CommandDtoProcessor implementations

The commandDtoProcessor() element allows an implementation of CommandDtoProcessor to be specified. This interface has the following API:

public interface CommandDtoProcessor {
    CommandDto process(             (1)
            CommandDto dto);        (2)
}
1 The returned CommandDto. This will typically be the CommandDto passed in, but may be supplemented in some way.
2 The CommandDto obtained already from the Command.

This interface is used by the framework-provided implementations of ContentMappingService for the REST API, allowing Commands implementations that also implement CommandWithDto to be further customised as they are serialized out. The primary use case for this capability is in support of primary/secondary replication.

  • on the primary, Commands are serialized to XML. This includes the identity of the target object and the argument values of all parameters.

    Any Blobs and Clobs are deliberately excluded from this XML (they are instead stored as references). This is to prevent the storage requirements for Command from becoming excessive. A CommandDtoProcessor can be provided to re-attach blob information if required.

  • replaying Commands requires this missing parameter information to be reinstated. The CommandDtoProcessor therefore offers a hook to dynamically re-attach the missing Blob or Clob argument.

As a special case, returning null means that the command’s DTO is effectively excluded when retrieving the list of commands. If replicating from master to slave, this effectively allows certain commands to be ignored. The CommandDtoProcessor.Null class provides a convenience implementation for this requirement.

If commandDtoProcessor() is specified, then commandPublishing() is assumed to be ENABLED.

Example

Consider the following method:

@Action(
    domainEvent = IncomingDocumentRepository.UploadDomainEvent.class,
    commandDtoProcessor = DeriveBlobArg0FromReturnedDocument.class
)
public Document upload(final Blob blob) {
    final String name = blob.getName();
    final DocumentType type = DocumentTypeData.INCOMING.findUsing(documentTypeRepository);
    final ApplicationUser me = meService.me();
    String atPath = me != null ? me.getAtPath() : null;
    if (atPath == null) {
        atPath = "/";
    }
    return incomingDocumentRepository.upsertAndArchive(type, atPath, name, blob);
}

The Blob argument will not be persisted in the memento of the Command, but the information is implicitly available in the Document that is returned by the action. The DeriveBlobArg0FromReturnedDocument processor retrieves this information and dynamically adds:

public class DeriveBlobArg0FromReturnedDocument
        extends CommandDtoProcessorForActionAbstract {

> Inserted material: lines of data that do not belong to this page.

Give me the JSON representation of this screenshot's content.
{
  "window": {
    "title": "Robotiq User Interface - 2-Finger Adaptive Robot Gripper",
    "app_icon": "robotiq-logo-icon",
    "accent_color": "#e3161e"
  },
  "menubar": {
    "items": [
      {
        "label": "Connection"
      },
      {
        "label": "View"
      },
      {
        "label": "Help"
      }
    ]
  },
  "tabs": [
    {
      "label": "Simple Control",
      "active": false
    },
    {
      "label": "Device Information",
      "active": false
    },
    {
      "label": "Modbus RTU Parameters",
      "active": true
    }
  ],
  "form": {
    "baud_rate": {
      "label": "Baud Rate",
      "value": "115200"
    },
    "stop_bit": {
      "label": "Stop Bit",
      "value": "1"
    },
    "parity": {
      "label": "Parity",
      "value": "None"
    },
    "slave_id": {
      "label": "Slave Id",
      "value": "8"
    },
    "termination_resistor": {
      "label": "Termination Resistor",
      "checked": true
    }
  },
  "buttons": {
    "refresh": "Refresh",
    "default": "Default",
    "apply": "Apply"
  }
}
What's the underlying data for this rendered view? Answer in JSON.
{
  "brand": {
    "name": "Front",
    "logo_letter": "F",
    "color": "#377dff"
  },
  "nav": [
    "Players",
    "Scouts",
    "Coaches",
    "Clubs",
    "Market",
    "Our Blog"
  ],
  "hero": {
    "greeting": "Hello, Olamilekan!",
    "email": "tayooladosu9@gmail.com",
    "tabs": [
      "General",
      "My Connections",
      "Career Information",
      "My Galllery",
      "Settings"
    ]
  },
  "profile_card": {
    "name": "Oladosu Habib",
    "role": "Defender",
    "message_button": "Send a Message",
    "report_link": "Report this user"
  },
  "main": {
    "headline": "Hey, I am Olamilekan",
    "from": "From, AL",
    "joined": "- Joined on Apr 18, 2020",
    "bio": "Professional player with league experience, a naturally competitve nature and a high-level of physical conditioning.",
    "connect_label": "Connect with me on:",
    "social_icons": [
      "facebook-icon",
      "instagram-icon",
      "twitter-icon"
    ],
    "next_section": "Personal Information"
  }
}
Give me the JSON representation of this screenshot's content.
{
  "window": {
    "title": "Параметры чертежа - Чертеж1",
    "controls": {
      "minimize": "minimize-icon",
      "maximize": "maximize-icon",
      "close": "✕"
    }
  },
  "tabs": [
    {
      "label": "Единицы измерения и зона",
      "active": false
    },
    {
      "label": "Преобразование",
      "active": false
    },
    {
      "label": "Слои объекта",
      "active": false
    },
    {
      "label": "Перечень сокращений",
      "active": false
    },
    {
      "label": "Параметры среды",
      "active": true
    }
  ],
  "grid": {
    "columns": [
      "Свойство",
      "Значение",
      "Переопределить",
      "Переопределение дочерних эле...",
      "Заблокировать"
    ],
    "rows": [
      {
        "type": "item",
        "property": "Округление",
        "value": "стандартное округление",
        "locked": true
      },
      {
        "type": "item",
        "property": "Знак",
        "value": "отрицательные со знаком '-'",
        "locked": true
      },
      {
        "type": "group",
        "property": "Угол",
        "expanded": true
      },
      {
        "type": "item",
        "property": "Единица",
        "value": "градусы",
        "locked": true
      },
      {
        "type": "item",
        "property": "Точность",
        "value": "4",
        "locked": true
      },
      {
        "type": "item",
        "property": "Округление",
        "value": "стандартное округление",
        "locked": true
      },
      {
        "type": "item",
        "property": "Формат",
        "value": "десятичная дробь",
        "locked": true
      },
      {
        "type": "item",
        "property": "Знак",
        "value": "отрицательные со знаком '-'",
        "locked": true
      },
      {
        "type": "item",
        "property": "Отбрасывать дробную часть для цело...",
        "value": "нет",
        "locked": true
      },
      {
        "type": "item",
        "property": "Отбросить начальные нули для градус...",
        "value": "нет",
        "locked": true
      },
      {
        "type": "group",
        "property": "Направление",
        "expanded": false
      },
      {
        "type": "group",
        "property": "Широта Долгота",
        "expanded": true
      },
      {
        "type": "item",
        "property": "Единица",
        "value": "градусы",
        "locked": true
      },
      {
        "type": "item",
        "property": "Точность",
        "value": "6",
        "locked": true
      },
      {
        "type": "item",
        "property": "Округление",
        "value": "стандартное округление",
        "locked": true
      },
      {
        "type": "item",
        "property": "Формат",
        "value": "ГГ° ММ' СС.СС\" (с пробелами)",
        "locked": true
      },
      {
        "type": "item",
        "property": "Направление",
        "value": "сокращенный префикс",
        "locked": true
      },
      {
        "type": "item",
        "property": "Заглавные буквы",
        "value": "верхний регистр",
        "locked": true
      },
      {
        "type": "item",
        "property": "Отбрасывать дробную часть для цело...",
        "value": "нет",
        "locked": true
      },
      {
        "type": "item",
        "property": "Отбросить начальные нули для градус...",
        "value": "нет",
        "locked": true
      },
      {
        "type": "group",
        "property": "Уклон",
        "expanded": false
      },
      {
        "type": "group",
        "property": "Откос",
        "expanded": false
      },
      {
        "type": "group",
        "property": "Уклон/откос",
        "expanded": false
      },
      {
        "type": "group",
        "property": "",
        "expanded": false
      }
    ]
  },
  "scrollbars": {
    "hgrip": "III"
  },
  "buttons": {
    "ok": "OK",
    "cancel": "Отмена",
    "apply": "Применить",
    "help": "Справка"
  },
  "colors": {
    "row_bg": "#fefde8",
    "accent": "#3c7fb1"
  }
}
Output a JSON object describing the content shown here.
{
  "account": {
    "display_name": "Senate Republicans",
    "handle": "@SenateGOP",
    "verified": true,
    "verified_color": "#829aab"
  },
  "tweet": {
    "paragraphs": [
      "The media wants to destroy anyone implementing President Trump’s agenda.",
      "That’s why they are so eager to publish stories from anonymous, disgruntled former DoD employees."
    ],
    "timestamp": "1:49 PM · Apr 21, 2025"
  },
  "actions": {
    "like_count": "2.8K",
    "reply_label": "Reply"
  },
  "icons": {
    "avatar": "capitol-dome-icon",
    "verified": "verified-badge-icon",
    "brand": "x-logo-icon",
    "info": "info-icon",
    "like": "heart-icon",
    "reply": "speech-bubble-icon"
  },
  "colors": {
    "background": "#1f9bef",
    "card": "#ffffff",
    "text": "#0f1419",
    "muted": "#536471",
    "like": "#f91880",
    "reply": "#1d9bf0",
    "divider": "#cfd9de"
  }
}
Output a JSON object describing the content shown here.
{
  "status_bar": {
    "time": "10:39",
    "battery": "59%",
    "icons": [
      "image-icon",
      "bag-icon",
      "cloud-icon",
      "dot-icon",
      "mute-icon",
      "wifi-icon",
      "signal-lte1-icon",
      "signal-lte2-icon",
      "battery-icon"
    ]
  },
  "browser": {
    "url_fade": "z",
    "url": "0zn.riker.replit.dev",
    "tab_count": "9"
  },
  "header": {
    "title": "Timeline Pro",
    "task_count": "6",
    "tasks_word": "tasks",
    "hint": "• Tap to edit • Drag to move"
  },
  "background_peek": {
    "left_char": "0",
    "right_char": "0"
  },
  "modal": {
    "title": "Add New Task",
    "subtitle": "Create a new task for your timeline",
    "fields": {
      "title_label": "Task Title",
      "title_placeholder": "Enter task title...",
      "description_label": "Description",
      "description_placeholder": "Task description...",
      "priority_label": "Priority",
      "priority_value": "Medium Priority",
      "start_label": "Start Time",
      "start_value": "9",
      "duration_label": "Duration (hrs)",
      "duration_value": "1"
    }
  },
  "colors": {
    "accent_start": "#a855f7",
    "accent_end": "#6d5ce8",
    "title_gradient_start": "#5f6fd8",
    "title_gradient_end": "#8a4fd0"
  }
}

    @Override
    public CommandDto process(Command command, CommandDto commandDto) {
        final Bookmark result = commandWithDto.getResult();
        if(result == null) {
            return commandDto;
        }
        try {
            final Document document = bookmarkService.lookup(result, Document.class);
            if (document != null) {
                ParamDto paramDto = getParamDto(commandDto, 0);
                CommonDtoUtils.setValueOn(paramDto, ValueType.BLOB, document.getBlob(), bookmarkService);
            }
        } catch(Exception ex) {
            return commandDto;
        }
        return commandDto;
    }
    @Inject
    BookmarkService bookmarkService;
}

Null implementation

The null implementation can be used to simply indicate that no DTO should be returned for a Command. The effect is to ignore it for replay purposes:

pubc interface CommandDtoProcessor {
    ...
    class Null implements CommandDtoProcessor {
        public CommandDto process(Command command, CommandDto commandDto) {
            return null;
        }
    }
}

Collection type

The typeOf() element specifies the expected type of an element returned by the action (returning a collection), when for whatever reason the type cannot be inferred from the generic type, or to provide a hint about the actual run-time (as opposed to compile-time) type.

For example:

public void AccountService {

    @Action(typeOf=Customer.class)
    public List errantAccounts() {
        return customers.allNewCustomers();
    }
    ...

    @Inject CustomerRepository customers;
}

In general we recommend that you use generics instead, eg List<Customer>.

See also